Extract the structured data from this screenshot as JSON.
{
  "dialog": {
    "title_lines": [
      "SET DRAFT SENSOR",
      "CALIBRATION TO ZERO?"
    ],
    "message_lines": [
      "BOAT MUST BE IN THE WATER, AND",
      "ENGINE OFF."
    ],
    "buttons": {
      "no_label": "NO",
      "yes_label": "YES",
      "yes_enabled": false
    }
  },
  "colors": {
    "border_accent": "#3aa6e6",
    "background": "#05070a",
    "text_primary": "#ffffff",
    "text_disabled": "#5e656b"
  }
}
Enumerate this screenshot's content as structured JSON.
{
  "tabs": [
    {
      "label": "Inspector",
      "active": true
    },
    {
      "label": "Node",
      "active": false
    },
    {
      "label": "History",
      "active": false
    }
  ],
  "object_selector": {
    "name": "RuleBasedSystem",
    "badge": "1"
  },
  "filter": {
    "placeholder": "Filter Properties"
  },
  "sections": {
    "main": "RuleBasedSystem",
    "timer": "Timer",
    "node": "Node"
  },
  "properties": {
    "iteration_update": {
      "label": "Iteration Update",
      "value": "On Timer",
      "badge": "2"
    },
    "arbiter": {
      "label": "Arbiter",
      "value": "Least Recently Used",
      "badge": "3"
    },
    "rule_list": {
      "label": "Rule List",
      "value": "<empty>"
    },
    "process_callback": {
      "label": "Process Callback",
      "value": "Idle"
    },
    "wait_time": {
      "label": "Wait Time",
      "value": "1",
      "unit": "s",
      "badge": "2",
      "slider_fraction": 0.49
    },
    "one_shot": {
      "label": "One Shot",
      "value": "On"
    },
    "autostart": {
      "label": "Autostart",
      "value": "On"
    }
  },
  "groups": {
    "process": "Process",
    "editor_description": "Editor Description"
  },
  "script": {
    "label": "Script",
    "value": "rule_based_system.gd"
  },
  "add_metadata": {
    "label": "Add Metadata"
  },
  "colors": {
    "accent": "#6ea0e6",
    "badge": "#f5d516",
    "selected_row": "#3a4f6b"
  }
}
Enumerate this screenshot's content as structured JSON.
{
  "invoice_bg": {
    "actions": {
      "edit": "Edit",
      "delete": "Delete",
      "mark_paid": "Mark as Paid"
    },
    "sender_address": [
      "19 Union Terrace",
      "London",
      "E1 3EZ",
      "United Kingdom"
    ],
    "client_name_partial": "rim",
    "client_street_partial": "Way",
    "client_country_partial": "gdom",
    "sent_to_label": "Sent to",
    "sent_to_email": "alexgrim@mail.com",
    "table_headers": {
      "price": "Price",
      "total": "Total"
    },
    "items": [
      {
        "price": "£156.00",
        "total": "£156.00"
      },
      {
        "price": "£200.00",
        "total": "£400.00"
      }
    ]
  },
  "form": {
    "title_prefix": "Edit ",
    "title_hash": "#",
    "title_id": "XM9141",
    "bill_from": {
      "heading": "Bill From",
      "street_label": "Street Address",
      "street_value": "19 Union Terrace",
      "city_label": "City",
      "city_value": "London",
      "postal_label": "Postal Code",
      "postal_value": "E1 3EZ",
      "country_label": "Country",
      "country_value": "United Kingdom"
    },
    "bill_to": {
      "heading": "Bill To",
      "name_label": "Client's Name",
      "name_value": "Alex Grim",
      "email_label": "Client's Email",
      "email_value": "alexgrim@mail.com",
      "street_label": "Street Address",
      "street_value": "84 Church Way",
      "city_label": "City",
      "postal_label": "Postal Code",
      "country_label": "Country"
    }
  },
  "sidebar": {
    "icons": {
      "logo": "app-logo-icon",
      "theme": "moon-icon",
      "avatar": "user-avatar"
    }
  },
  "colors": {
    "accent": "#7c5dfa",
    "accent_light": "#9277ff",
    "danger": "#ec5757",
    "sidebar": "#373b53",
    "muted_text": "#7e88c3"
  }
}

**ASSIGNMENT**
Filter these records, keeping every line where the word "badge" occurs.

**EXERCISE OUTPUT**
    "badge": "1"
      "badge": "2"
      "badge": "3"
      "badge": "2",
    "badge": "#f5d516",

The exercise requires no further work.